:: TASK BRIEF ::
Could you show each line of the records that contains the word "Select"?

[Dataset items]
"""
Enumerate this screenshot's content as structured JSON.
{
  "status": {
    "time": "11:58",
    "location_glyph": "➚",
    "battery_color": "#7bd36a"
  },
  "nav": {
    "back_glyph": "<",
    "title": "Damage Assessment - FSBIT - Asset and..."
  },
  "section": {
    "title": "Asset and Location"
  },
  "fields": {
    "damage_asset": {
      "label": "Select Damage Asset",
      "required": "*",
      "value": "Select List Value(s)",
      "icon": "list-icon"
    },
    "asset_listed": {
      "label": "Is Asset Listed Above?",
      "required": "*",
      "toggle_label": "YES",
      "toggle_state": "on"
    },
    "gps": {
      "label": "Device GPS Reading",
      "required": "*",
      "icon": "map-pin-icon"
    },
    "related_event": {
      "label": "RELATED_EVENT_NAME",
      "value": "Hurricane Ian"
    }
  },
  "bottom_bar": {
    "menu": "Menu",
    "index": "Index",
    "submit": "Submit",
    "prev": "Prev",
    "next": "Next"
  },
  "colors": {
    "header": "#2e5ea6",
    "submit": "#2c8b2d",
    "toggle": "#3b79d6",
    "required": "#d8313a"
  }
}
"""
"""
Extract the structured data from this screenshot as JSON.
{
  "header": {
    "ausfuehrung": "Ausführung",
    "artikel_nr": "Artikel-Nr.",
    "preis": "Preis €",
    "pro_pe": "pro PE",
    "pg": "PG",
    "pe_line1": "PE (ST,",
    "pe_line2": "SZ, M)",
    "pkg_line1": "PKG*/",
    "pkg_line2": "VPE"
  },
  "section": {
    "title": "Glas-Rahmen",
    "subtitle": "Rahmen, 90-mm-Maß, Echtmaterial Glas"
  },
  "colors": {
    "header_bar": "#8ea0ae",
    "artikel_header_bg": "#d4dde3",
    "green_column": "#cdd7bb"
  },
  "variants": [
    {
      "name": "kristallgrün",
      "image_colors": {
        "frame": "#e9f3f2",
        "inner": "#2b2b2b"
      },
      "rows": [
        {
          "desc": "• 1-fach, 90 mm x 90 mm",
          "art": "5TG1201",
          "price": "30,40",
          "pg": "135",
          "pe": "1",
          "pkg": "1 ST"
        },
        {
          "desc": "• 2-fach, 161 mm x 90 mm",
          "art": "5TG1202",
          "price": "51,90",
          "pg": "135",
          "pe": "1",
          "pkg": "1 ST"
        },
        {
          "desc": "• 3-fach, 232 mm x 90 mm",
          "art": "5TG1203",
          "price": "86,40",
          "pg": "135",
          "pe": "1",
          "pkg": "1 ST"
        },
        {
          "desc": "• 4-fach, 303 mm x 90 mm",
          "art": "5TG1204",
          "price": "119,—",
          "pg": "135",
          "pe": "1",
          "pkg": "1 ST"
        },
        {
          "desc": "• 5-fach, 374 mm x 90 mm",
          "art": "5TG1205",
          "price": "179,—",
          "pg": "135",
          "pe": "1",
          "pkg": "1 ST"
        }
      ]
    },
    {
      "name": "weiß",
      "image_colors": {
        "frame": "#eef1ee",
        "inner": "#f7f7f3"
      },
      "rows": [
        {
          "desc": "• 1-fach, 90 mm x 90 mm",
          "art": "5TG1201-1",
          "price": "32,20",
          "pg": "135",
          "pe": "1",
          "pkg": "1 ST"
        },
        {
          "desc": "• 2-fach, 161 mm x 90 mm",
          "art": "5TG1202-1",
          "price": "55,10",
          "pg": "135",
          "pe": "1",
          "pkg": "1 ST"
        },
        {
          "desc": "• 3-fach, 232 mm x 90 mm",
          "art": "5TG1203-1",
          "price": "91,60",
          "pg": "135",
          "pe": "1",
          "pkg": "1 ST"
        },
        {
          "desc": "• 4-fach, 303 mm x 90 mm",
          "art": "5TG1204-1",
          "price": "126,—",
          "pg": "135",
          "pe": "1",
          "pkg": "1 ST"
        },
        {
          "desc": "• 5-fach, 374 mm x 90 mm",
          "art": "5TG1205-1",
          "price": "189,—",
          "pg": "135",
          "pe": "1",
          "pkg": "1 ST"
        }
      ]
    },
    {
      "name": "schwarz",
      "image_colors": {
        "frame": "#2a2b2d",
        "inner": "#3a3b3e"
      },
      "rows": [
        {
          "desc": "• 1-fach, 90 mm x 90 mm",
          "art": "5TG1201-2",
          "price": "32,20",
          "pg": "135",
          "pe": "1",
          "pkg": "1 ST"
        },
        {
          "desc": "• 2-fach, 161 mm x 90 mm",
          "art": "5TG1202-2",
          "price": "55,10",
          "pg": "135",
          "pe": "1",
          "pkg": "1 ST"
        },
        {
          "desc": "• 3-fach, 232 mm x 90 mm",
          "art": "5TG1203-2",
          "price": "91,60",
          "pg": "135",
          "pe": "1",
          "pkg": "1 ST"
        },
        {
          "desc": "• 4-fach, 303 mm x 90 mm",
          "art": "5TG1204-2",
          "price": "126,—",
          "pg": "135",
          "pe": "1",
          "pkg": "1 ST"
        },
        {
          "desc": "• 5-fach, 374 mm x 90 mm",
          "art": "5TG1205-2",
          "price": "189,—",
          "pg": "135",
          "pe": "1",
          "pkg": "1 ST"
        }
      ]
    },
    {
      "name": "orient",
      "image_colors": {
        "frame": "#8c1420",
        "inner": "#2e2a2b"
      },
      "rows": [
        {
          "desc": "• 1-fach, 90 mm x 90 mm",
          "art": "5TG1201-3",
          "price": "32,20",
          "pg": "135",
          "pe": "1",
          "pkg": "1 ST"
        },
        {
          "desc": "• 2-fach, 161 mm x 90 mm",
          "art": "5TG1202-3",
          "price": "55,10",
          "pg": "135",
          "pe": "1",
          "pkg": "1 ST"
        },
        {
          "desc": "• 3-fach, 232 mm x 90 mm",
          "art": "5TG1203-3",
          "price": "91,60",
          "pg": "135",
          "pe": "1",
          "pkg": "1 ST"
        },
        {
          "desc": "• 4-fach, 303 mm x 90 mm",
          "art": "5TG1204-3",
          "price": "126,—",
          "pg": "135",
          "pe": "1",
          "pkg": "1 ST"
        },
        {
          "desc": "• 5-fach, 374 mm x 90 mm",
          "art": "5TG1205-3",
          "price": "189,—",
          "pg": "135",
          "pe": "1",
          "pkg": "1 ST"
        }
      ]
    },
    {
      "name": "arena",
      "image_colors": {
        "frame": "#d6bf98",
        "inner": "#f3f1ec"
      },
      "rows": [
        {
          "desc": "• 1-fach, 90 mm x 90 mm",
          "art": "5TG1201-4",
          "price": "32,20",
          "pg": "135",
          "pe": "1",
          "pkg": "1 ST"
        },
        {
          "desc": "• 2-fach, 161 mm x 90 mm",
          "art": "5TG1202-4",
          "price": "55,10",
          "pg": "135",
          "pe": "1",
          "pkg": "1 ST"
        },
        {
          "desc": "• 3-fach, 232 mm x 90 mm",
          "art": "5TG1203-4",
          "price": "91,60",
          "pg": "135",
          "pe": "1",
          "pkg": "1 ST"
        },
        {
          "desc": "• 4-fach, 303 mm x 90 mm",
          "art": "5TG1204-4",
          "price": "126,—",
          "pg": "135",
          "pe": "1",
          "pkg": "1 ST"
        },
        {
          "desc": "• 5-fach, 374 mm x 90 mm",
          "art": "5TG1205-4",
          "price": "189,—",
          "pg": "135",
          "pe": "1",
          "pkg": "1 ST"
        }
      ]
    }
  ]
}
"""
:: ANSWER SPACE ::
      "label": "Select Damage Asset",
      "value": "Select List Value(s)",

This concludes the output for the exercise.